Lyocell, aka Tencel, is the new darling of the sustainable fashion industry. It’s made in a closed-loop cycle, so its chemicals and water are recycled and never released into the environment. Some byproducts are sold, while others continue in the production process.
Tencel is the brand name given to the fabric produced by Lenzing industries, who founded the lyocell production cycle. Like Kleenex is the brand name for facial tissues, it’s become almost interchangeable with the generic fabric. This is slightly harsher on the environment than natural bamboo, but it’s cheaper to produce and more common.
Typical Tencel is made from eucalyptus trees which are similar in impact to bamboo, so there isn’t that much difference between Tencel and lyocell bamboo.
The Greenest = Bamboo Linen
Because it’s processed mechanically, natural bamboo requires significantly fewer resources than bamboo rayon. In this cycle, bamboo is shredded and then turned into a mash by using natural enzymes, from which its natural fibers can be combed out and spun into yarn. This is a similar process to making hemp or linen textiles. It absorbs dye more easily than other types of fabric, lowering the impact of that step in the supply chain as well.

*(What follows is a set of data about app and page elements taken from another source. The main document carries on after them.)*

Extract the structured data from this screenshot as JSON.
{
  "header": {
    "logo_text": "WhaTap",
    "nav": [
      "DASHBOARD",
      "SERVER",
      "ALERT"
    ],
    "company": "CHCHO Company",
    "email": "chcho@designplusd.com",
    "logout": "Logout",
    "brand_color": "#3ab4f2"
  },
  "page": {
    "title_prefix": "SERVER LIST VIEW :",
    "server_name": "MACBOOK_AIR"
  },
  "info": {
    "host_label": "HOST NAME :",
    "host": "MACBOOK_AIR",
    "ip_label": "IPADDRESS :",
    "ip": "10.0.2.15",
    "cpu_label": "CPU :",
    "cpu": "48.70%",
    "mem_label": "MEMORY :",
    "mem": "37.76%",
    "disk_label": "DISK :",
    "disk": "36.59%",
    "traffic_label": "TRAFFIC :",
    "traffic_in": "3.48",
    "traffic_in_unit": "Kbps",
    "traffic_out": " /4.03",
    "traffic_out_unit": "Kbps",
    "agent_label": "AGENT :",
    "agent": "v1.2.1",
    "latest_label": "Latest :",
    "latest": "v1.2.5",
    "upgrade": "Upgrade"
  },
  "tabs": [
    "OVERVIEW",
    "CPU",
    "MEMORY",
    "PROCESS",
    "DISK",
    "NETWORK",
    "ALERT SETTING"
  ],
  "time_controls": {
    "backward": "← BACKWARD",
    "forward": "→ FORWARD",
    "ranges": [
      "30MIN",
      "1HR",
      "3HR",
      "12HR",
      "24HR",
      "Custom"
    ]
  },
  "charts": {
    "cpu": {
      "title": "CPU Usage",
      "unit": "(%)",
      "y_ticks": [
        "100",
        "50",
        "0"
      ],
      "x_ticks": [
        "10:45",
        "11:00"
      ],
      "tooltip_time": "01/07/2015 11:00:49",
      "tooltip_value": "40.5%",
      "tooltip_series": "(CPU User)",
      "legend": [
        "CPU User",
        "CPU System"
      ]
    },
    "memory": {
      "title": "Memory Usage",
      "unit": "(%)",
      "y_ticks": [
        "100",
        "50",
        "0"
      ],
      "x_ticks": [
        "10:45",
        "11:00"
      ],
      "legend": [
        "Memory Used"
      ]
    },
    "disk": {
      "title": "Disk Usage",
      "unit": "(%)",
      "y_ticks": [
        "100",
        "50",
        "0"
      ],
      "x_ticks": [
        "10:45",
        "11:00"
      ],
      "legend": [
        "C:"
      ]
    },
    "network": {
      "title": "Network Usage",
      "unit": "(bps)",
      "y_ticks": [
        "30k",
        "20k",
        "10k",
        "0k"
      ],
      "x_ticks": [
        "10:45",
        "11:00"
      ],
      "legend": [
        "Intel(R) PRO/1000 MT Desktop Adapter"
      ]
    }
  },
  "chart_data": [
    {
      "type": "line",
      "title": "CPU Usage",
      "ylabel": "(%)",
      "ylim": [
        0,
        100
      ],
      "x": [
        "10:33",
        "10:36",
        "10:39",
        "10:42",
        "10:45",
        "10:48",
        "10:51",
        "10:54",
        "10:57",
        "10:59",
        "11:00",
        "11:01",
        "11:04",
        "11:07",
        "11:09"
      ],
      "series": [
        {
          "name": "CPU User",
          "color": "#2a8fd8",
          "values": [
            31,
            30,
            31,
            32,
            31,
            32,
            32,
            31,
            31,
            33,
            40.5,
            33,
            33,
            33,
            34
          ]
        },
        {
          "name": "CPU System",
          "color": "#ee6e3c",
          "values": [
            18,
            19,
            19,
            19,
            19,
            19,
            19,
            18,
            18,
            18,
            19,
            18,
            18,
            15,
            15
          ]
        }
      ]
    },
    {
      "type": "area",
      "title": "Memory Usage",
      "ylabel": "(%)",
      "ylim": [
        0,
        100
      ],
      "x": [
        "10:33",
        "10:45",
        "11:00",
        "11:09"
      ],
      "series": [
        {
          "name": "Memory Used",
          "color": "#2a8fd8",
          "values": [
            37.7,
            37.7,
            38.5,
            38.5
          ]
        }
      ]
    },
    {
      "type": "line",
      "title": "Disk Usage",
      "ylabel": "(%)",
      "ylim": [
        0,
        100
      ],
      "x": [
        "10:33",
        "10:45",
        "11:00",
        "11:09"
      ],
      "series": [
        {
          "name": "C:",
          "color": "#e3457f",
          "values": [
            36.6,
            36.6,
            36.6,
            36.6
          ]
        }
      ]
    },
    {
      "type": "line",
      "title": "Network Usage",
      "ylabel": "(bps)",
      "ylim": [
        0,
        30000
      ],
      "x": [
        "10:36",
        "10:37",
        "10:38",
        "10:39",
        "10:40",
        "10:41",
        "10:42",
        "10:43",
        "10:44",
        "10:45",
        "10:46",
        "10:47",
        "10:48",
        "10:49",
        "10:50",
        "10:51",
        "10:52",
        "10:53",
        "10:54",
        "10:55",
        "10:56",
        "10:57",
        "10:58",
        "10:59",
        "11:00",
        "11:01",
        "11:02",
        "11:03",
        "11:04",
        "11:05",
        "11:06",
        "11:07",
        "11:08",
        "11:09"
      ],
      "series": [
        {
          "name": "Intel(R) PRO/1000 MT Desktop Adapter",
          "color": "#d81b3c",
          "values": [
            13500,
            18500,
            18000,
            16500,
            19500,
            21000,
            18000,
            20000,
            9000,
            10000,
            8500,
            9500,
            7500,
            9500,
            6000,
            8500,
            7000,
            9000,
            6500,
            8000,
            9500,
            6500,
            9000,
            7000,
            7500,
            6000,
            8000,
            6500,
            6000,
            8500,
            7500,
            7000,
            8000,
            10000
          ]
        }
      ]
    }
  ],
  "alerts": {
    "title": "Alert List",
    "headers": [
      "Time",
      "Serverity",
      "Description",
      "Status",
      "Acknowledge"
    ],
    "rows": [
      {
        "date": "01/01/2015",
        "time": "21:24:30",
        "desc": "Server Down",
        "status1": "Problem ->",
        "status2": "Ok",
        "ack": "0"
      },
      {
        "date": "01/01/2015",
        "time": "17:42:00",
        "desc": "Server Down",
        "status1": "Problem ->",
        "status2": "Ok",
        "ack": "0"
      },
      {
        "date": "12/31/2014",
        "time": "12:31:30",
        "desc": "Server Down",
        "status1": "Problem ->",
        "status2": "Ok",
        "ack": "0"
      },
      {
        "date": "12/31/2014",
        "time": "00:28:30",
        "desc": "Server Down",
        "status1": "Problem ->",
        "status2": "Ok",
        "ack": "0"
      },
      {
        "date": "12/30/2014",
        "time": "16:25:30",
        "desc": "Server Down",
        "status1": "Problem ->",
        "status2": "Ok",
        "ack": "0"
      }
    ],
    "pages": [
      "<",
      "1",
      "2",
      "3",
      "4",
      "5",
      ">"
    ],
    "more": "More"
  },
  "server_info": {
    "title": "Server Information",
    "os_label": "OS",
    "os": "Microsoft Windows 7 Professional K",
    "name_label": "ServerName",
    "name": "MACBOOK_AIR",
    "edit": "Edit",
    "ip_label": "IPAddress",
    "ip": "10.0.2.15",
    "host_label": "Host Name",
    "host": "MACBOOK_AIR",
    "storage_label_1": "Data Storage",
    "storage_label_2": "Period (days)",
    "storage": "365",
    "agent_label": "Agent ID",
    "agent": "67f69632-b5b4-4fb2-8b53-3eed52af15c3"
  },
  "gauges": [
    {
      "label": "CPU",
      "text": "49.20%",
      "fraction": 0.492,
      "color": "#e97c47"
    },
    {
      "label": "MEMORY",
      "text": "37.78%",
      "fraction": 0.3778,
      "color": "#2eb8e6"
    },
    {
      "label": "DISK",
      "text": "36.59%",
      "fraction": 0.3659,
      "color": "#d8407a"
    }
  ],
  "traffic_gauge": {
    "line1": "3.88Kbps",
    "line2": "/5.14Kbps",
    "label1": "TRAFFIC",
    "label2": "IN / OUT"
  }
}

Sadly, this is a very expensive process that can’t be done on quite the same industrial scales as other textile manufacturing, so it’s harder to come by.

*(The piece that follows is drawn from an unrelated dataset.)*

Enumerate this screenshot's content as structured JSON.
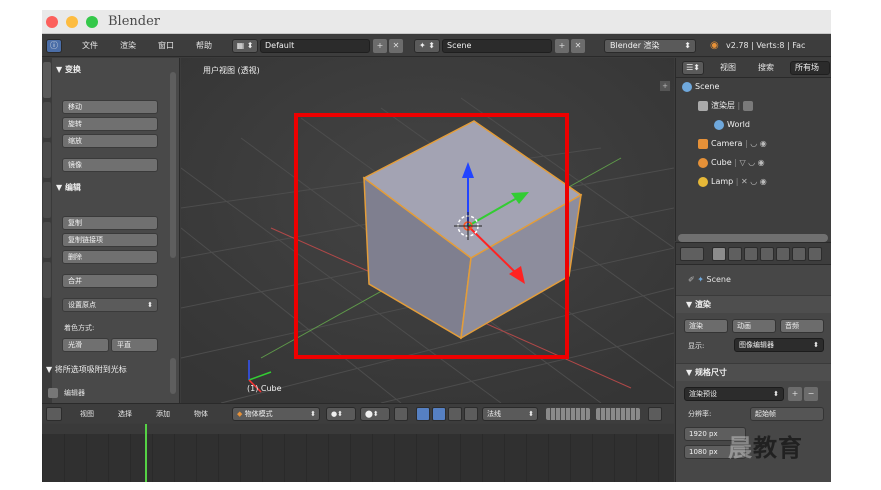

Bamboo itself is a wonderful crop that is a more sustainable option than other sources of plant-based textiles, but the most popular means of producing bamboo fiber is harmful to both workers and the environment. Tencel, silk (or vegan silk), and recycled fiber are all easier on the environment and are good alternatives to viscose bamboo. Check your tags and don’t take the claims of a company at face value when trying to find sustainable fabrics. When in doubt, do research, look for alternatives, and remember to only buy things that you truly love.

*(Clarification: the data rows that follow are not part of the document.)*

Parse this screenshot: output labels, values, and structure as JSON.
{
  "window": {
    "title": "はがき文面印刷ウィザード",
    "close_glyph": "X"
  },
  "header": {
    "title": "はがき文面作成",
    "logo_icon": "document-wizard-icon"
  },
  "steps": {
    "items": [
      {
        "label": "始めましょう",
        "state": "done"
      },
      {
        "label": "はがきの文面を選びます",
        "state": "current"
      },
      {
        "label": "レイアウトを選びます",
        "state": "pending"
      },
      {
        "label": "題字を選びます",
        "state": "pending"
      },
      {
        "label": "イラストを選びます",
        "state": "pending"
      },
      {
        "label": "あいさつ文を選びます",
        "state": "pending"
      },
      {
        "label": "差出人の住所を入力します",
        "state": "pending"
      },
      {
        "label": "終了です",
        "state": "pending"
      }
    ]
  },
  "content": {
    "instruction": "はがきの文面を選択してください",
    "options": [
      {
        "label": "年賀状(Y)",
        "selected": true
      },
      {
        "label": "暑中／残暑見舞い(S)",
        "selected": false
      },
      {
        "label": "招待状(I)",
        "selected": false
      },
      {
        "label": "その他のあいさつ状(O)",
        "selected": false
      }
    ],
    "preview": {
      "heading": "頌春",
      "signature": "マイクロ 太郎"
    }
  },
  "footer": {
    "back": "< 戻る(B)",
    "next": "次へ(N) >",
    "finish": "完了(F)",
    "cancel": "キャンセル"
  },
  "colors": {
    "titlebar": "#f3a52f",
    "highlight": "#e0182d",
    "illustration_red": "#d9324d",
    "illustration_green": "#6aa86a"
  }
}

What’s your favorite sustainable fabric? Do you wish alternatives were easier to come by? Let me know in the comments!